Those documents revealed that the organizers provided a liability insurance policy in the amount of $1 million for each occurrence, damage to rented premises in the amount of $300,000, personal injury, $1 million, general aggregate $3 million and products, $1 million.
The cost to the organizers for that insurance policy is unknown. Also unknown is what the organizers had to pay to Camden County for the use of their two stages and for other equipment. Also, the county provided people at the Cold Springs School and high school parking lots, along with a bus to shuttle people back and forth to those sites. Most of the day those people were seen just standing around looking for something to do. Sunday, the day after the festival, the county workers were at the park dismantling the stages and barriers they had erected the day before.
In our OPRA request we asked for the cost of providing two firemen to walk around the festival that day. We also asked why firemen would be needed to patrol the event. CNBNews also wanted to know whether or not the City of Gloucester City have made donations to any other organization that held a similar event over the past five (5) years. For example to St. Mary's Parish for the Irish Parade in 2018, 2017, 2016. Or to the to the organizers of the Shamrock Festival. Or to the organizers of the Gloucester City Riverfront Music/Arts Festival.
As of this posting we haven't received a response from the city to those questions.
The NYMMF group has set up a Go Fund Me page to raise more money for their planned community center. The last time we checked on July 4 they had raised $95 of their $50,000 goal.
Below is what the organizers have written on that page.
We wanted to ask Kirchner and Neillo if they had a site for their community center and if they had gotten any quotes on how much it would cost.
Kirchner provided a written statement via a person named Patty who posted her comment to the CNBNews festival article mentioned earlier.

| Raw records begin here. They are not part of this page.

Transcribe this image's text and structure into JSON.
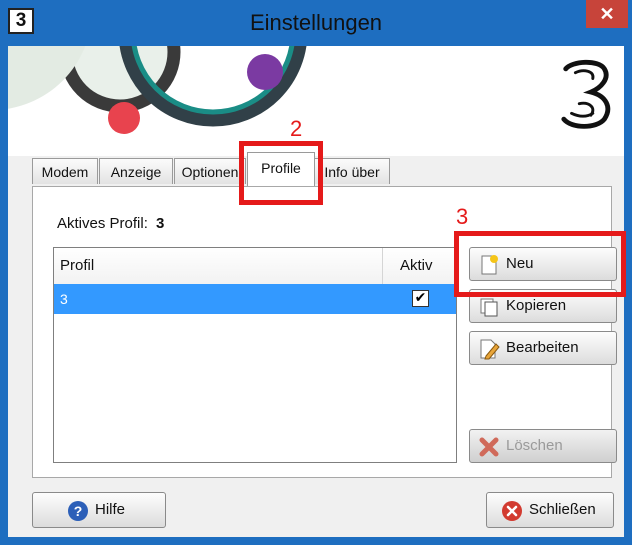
{
  "window": {
    "title": "Einstellungen",
    "app_icon": "3",
    "close_glyph": "✕"
  },
  "tabs": [
    {
      "label": "Modem",
      "active": false
    },
    {
      "label": "Anzeige",
      "active": false
    },
    {
      "label": "Optionen",
      "active": false
    },
    {
      "label": "Profile",
      "active": true
    },
    {
      "label": "Info über",
      "active": false
    }
  ],
  "profile_panel": {
    "active_profile_label": "Aktives Profil:",
    "active_profile_value": "3",
    "table": {
      "columns": [
        "Profil",
        "Aktiv"
      ],
      "rows": [
        {
          "profil": "3",
          "aktiv_mark": "✔",
          "selected": true
        }
      ]
    },
    "buttons": {
      "neu": "Neu",
      "kopieren": "Kopieren",
      "bearbeiten": "Bearbeiten",
      "loeschen": "Löschen"
    }
  },
  "footer": {
    "help_label": "Hilfe",
    "close_label": "Schließen"
  },
  "annotations": {
    "step2": "2",
    "step3": "3"
  },
  "colors": {
    "titlebar": "#1e6ec0",
    "close": "#c7443a",
    "selection": "#3399ff",
    "annotation": "#e51a1a"
  },
  "icons": [
    "app-3-icon",
    "three-logo-icon",
    "close-icon",
    "new-document-icon",
    "copy-icon",
    "edit-icon",
    "delete-x-icon",
    "help-icon",
    "close-circle-icon"
  ]
}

If the women would rather answer the questions in writing they can send their answers to CNBNewseditor@gmail.com